Our hotel today, the Hotel Ragaso, stands south of the Kitayamazaki Coast, so we went to enjoy the spectacular views from the observation deck at the top of the over 100 meter tall cliffs before checking into the hotel. The next day, we took a sightseeing cruise that departs from near Shimanokoshi Station and allows for views of the same cliff from sea level.

Known as the "The City of Steel, Fish and Rugby", the fishing town of Kamaishi became the site of Japan's first blast furnace and took a pioneering role in Japan's iron and steel industry in the 19th century. When the local steel producer started its own rugby team in the 1950s, the city also became known for its love for rugby. During the next Rugby World Cup, which will be held in Japan in autumn 2019, Kamaishi will host two games in its new stadium that is currently being constructed in the city's Unosumai district.

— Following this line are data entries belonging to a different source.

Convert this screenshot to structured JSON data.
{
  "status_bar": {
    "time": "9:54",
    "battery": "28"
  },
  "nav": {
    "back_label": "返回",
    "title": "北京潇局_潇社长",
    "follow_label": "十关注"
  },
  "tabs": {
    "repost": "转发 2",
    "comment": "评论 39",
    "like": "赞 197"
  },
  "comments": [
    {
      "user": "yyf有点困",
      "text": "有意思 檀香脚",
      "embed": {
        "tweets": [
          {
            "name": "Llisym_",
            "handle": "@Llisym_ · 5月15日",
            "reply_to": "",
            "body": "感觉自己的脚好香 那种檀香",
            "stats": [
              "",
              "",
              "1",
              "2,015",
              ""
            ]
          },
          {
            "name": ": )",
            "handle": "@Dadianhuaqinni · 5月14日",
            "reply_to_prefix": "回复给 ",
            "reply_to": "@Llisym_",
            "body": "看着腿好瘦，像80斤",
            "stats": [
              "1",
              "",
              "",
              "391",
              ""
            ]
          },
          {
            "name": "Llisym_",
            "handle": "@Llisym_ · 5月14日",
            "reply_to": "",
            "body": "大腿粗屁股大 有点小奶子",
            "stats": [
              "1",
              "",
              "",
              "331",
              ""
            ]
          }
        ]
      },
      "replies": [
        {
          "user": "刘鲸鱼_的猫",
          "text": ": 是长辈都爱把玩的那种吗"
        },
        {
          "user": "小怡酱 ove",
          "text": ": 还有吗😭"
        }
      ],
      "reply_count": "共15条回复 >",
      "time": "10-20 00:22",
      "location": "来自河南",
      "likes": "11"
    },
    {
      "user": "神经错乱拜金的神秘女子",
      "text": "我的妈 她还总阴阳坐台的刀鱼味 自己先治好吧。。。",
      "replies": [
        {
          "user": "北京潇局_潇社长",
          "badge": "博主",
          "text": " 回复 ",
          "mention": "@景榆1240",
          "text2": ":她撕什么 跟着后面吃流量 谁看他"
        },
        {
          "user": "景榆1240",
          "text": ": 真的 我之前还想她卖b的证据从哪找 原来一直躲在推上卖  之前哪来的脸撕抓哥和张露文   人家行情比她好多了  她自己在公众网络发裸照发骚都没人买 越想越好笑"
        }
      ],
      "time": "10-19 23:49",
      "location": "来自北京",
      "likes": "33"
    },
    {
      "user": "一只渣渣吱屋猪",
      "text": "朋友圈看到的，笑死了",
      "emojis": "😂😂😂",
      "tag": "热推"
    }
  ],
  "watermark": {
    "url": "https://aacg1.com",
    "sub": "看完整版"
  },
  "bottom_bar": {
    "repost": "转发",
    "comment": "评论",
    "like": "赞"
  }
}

In Rikuzentakata, work on raising the former city center by over ten meters is still ongoing. The Abasse Takata shopping center, that newly opened on top of elevated land earlier this year, continues to enjoy high popularity. Several new shops and cafes have opened around the central complex since our last visit in May, attracting a steady stream of visitors.

In Minamisanriku, the groundwork for redeveloping the former city center is still being laid, and the road network is still undergoing frequent change. We spent the second night of our trip at the Hotel Kanyo just outside central Minamisanriku which is famous for serving fresh local seafood from the waters overlooked by its guestrooms.

Our last stop this time was Hiyoriyama Park in Ishinomaki from where we observed the progress made along the city's badly damaged shoreline. A large memorial park is planned in the still mostly empty coastal district south of Hiyoriyama Park for completion around 2021.